Brief:
Wherever the string "quote" shows up in the records below, return that line.

Stored data:
*****
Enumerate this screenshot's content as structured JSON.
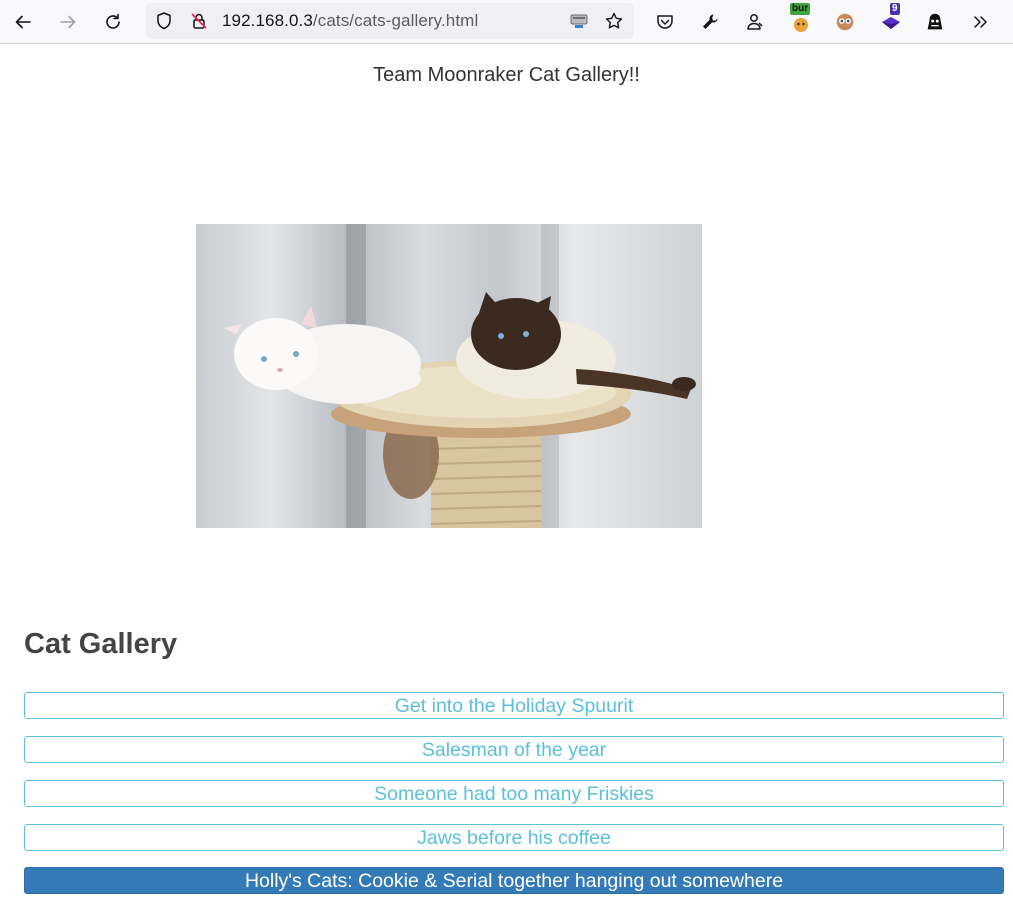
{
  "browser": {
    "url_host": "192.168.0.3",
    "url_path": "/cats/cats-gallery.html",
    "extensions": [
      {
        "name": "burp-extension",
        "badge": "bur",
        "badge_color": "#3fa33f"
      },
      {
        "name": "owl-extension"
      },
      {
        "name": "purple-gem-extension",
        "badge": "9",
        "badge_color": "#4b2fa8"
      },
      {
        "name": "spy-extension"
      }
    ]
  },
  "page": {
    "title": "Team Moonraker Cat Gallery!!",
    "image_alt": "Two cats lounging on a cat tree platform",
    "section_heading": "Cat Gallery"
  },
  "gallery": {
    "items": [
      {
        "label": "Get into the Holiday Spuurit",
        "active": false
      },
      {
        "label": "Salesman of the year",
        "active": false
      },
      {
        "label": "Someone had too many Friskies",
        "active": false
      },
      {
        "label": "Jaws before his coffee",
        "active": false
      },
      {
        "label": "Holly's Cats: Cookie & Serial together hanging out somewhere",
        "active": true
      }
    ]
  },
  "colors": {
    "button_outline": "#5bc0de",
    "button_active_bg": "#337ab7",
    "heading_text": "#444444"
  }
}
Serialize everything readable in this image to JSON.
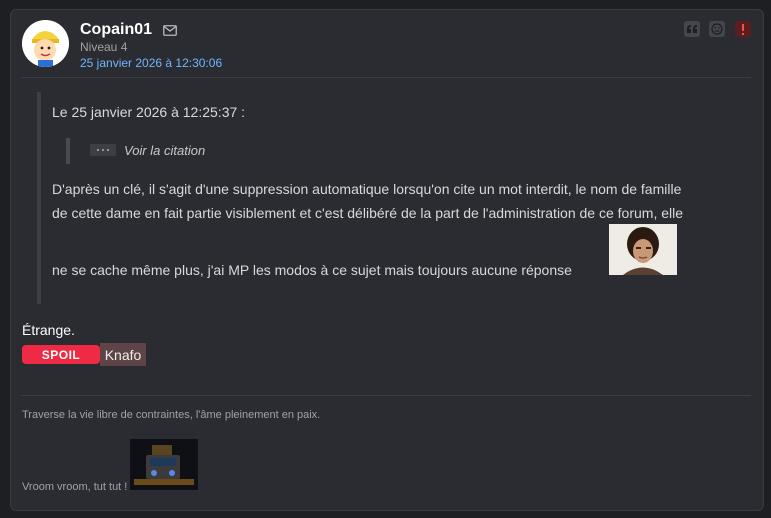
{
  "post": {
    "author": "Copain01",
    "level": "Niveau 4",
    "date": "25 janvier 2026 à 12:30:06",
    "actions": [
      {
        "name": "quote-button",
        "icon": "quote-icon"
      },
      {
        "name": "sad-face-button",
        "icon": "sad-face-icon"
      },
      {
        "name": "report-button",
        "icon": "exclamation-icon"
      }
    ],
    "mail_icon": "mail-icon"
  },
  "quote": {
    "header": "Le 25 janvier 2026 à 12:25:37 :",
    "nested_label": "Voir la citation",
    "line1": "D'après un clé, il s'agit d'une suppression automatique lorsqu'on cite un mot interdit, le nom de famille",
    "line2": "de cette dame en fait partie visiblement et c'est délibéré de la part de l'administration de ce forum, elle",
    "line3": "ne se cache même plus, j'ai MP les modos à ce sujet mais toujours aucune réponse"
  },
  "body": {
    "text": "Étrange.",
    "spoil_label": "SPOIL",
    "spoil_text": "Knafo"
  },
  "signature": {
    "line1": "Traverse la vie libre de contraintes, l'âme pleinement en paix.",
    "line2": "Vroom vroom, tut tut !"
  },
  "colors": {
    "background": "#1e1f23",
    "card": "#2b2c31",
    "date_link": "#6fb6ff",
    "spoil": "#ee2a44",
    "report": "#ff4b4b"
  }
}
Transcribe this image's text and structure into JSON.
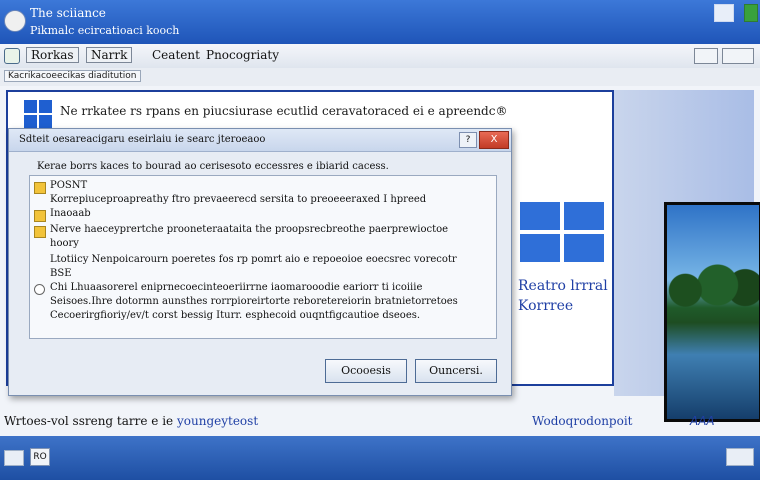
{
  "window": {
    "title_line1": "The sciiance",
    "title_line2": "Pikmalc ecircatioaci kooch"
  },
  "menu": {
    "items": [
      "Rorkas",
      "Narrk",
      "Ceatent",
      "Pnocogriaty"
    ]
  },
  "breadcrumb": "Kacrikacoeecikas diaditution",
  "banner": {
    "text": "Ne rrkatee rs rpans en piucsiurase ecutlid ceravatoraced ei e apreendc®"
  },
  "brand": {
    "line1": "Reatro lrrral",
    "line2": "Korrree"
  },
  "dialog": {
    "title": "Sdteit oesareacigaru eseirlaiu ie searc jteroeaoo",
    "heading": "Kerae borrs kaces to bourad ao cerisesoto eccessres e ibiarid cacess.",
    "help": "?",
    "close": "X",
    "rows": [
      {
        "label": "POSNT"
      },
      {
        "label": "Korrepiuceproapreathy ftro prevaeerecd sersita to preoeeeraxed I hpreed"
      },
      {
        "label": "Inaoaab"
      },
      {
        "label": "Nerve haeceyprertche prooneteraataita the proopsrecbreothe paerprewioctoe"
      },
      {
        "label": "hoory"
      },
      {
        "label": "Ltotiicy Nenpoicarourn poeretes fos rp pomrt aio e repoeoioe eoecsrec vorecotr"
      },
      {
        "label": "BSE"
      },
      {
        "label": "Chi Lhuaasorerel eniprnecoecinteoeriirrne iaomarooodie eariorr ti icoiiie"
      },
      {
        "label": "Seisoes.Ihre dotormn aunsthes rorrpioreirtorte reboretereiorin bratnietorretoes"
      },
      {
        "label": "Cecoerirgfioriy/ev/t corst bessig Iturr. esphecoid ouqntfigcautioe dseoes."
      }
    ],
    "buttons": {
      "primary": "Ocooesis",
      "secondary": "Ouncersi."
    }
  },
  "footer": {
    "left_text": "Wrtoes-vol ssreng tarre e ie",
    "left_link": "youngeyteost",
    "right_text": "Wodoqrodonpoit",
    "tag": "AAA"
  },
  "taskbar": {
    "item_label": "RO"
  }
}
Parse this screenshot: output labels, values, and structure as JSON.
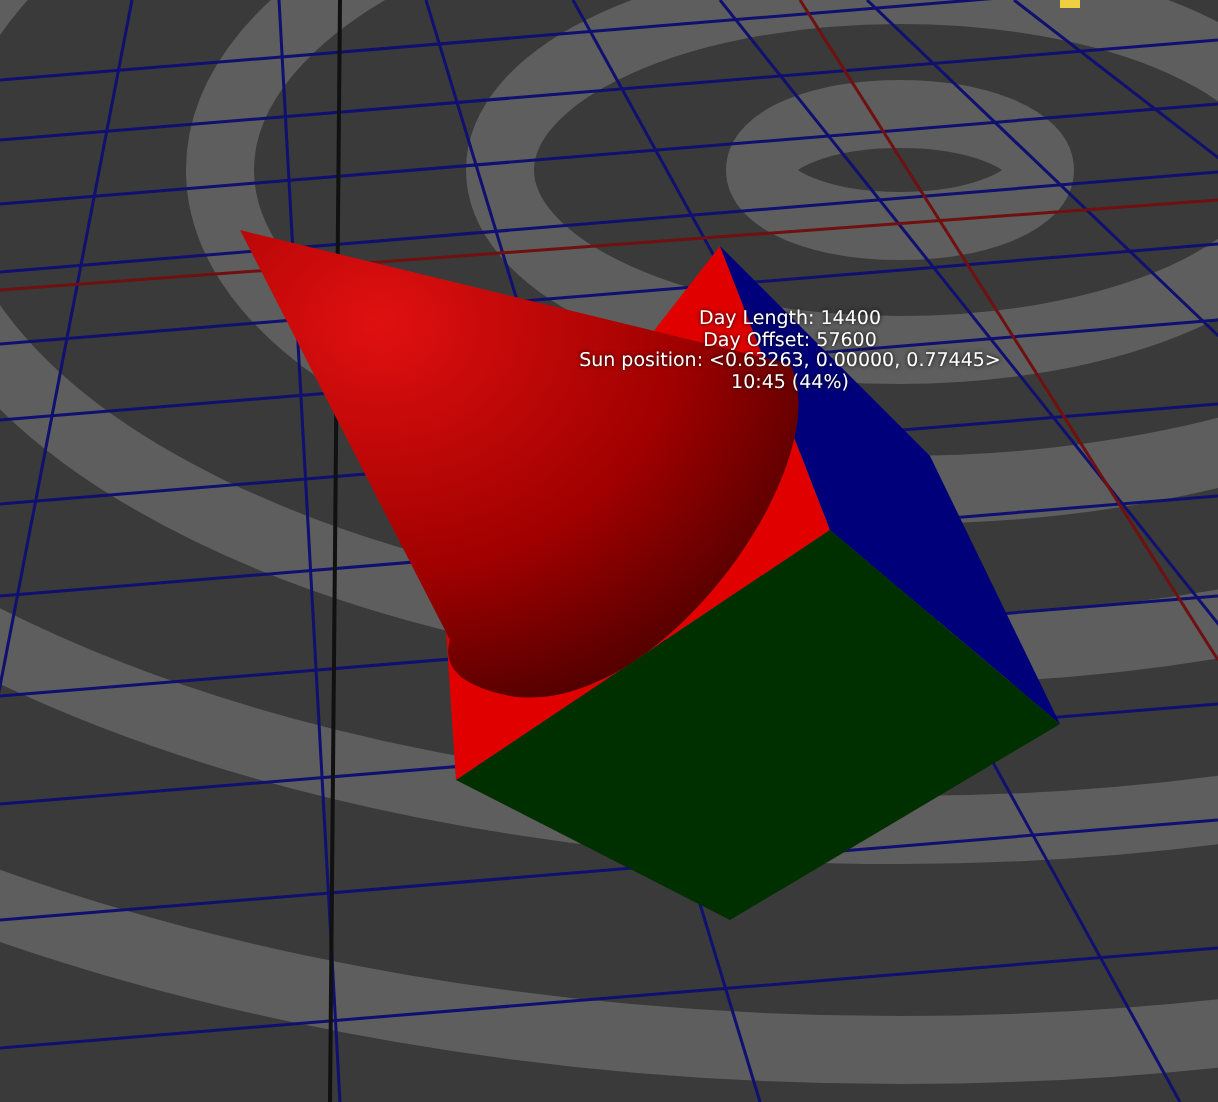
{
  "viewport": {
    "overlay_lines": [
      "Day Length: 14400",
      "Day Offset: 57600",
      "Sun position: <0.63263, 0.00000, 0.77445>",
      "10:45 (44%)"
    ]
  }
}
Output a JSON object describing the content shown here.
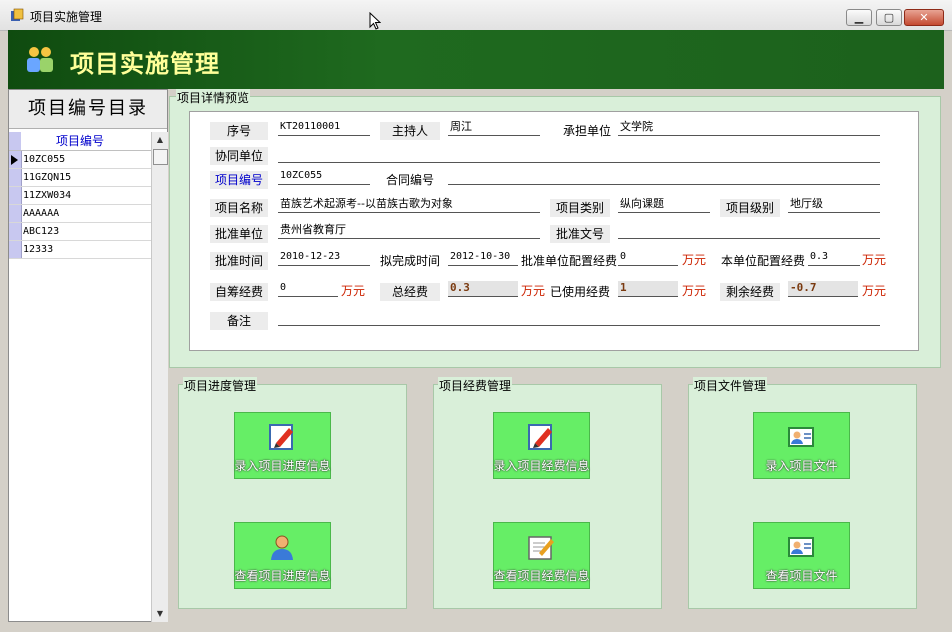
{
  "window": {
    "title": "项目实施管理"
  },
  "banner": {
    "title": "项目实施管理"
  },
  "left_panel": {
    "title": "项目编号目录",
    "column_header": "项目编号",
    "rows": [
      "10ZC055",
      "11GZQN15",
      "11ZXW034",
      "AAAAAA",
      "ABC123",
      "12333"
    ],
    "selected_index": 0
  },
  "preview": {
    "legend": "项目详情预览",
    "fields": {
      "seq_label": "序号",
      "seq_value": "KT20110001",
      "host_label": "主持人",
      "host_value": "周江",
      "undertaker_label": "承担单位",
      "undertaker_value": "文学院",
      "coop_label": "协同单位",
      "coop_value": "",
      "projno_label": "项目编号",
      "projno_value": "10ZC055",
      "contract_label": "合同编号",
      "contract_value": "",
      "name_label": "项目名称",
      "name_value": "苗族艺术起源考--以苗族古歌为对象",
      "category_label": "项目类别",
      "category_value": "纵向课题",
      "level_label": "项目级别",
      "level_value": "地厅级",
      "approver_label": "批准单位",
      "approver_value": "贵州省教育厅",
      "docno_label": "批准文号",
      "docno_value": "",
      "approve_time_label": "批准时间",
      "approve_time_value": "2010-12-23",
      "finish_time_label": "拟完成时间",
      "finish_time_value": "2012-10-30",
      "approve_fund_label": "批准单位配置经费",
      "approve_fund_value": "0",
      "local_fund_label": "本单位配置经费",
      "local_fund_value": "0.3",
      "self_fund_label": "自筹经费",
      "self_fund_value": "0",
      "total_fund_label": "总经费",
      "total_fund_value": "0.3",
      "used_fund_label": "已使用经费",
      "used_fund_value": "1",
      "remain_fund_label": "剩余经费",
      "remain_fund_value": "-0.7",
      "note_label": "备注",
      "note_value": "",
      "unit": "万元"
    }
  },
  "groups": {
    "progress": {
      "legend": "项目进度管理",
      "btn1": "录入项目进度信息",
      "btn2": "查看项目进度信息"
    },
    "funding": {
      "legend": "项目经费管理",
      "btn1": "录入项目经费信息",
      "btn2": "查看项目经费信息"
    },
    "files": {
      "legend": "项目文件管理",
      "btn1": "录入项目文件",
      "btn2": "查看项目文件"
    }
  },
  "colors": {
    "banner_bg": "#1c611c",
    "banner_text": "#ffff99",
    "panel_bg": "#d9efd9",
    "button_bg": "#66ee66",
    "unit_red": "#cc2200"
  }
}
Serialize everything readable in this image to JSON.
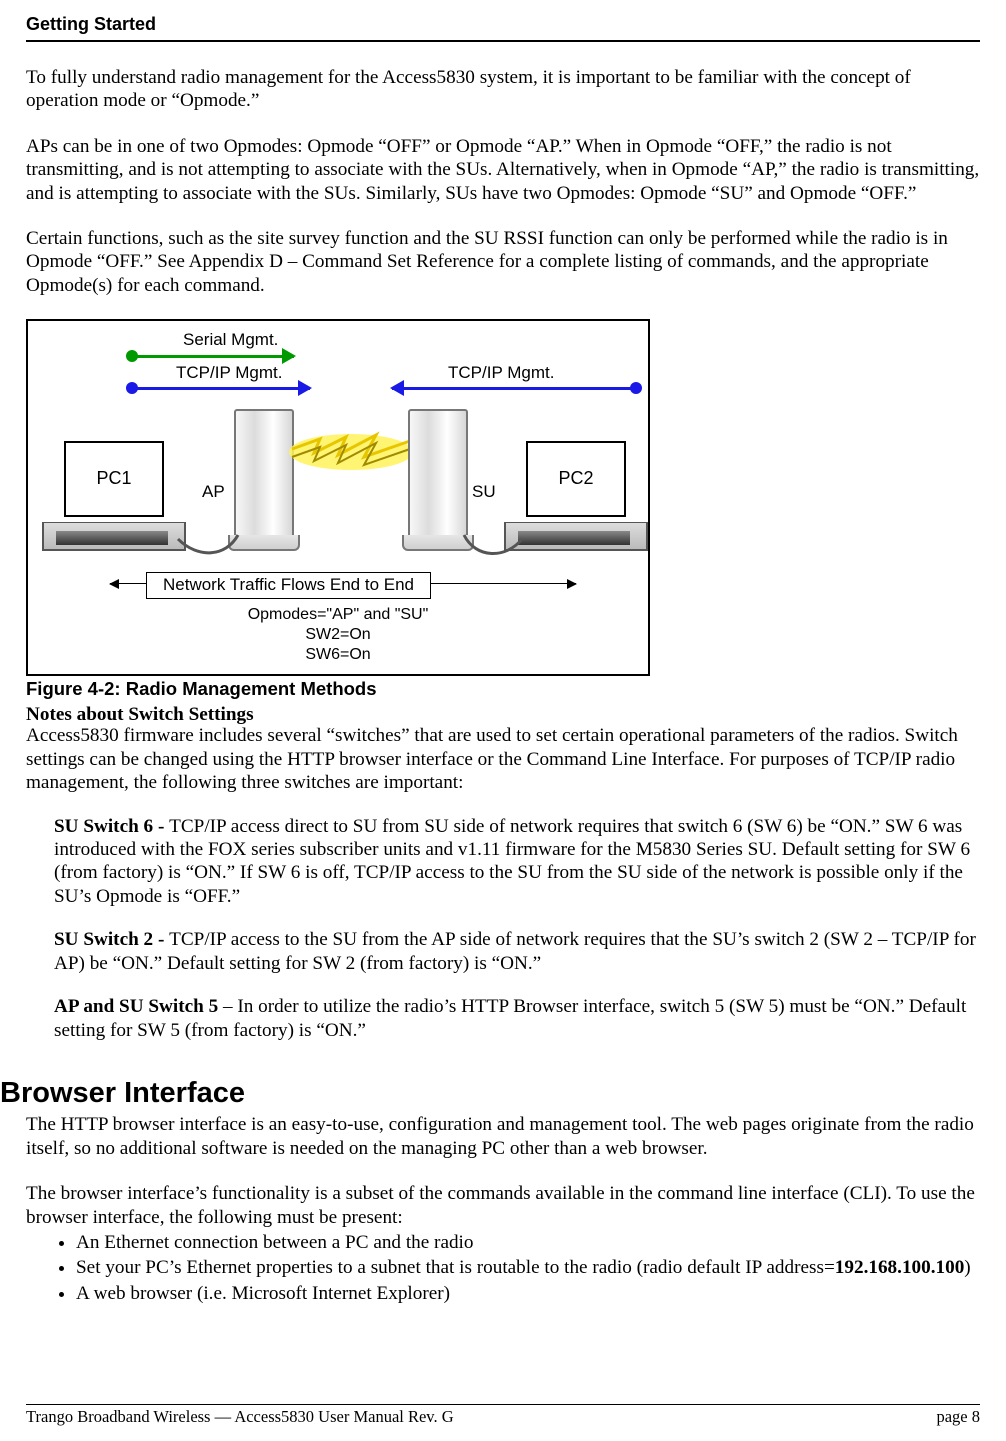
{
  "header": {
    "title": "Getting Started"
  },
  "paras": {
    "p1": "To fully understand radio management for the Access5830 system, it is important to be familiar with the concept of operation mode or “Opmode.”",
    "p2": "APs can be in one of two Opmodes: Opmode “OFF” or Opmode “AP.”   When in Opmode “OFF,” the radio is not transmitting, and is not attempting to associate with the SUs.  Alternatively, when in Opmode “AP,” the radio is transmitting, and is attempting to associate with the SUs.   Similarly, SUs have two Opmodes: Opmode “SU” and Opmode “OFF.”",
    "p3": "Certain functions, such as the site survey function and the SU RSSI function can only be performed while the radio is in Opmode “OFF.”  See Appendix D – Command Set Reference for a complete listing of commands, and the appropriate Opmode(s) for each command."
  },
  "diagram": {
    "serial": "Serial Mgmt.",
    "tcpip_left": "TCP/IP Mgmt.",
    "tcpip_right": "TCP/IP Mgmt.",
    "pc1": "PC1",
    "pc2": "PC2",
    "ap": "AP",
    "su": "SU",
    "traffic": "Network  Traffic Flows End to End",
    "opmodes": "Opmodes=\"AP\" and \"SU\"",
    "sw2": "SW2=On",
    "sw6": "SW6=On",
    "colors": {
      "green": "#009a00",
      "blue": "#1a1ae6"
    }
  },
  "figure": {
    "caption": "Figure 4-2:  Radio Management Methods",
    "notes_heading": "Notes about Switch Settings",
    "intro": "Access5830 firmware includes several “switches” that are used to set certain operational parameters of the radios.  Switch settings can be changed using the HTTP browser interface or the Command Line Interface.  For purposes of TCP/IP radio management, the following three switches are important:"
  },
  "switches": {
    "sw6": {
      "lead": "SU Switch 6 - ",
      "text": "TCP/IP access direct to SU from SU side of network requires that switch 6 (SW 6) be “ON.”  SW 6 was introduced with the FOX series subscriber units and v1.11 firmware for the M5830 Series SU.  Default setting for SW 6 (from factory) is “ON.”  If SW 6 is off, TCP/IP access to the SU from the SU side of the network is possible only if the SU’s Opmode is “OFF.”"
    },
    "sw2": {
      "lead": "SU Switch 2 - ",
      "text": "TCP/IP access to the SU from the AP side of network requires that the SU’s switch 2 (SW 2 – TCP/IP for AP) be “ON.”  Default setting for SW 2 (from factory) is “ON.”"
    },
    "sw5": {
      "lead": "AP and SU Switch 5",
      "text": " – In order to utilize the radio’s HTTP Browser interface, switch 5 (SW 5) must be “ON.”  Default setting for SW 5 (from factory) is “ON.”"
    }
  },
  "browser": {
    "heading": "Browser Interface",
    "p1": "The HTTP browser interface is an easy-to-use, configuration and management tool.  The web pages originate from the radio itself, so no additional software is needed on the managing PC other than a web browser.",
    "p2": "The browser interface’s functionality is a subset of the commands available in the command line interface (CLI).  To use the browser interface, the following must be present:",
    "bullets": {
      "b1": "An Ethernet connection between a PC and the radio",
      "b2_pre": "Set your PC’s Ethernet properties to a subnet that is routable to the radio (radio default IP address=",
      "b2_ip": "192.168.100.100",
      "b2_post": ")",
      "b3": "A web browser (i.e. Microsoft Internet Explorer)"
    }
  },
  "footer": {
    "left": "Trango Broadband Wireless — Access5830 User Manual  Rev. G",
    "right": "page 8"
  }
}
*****
Solution for this problem:
        "name": "quote-button",
        "icon": "quote-icon"
  "quote": {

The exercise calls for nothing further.